News & tips -


Having recently experienced the scorching European heat, I find myself a little relieved to return to a more temperate, albeit wet climate. And to see the first tips of daffodils that were planted before we left poke their noses through the ground, was a lovely reminder that spring is not too far off. So now is the time to make the most of the quietest time in the garden.

Right now, is a great time to start sowing some of your seeds indoors rather than waiting for warmer outdoor temperatures. Whilst also cutting down on your to do list in Spring, getting a good start now means you can produce stronger seedlings that tend to be more resilient to pest attacks because they are bigger when planted out compared to direct sowing.

Cauliflowers for example are great to start early indoors because they tend to bolt, particularly in hot summers. So try sowing some early varieties at the end of July, plant out mid-September and harvest by mid-November through to December. It’s not just quick to bolt vegetables that are a good idea to sow indoors now - anything that originates from a hot climate - capsicums, chilli and eggplants - things that need longer to ripen, even tomatoes are worth getting in some seed raising mix now.

Onions are also slow growers and need a head start, so if you get going now, you can get the seedlings in the ground for mid-September meaning you’ll get a bigger and healthier crop.

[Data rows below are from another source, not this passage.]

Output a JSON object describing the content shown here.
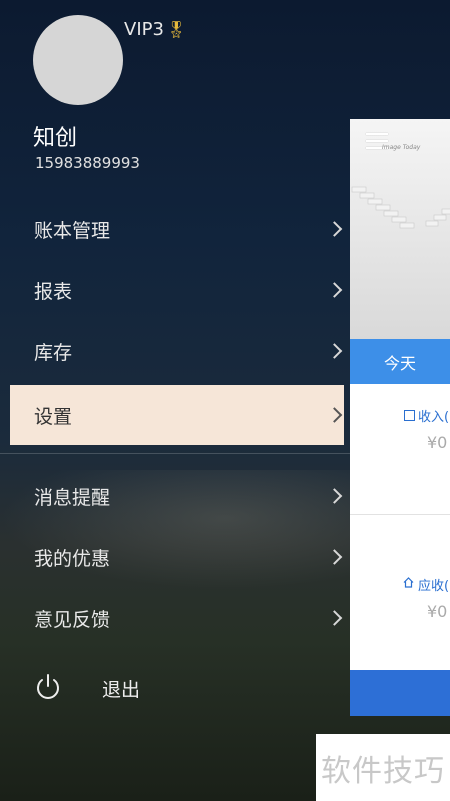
{
  "profile": {
    "vip_label": "VIP3",
    "name": "知创",
    "phone": "15983889993"
  },
  "menu": {
    "items": [
      {
        "label": "账本管理"
      },
      {
        "label": "报表"
      },
      {
        "label": "库存"
      },
      {
        "label": "设置",
        "active": true
      },
      {
        "label": "消息提醒"
      },
      {
        "label": "我的优惠"
      },
      {
        "label": "意见反馈"
      }
    ],
    "logout_label": "退出"
  },
  "main_panel": {
    "banner_text": "Image Today",
    "today_tab": "今天",
    "income_label": "收入(",
    "income_value": "¥0",
    "receivable_label": "应收(",
    "receivable_value": "¥0",
    "accent_color": "#3d8fe8"
  },
  "watermark": "软件技巧"
}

At this time of year, particularly in the south you will need a heat source (heat mats can be a good idea) and a good source of light but there are plenty of DIY options out there too (on top of a computer is a good idea, as is a desk lamp). However, the biggest risk to your seedlings is overwatering. Seedlings can wilt from both under and overwatering, but most people immediately think underwatering is the problem and water the seedlings even more. The key to overcoming this is making sure you have the right growing medium. Loam based composts and growing mixes hold water better and are less susceptible to drying out. There are lots out there for you to try - and you can even have a go at making your own.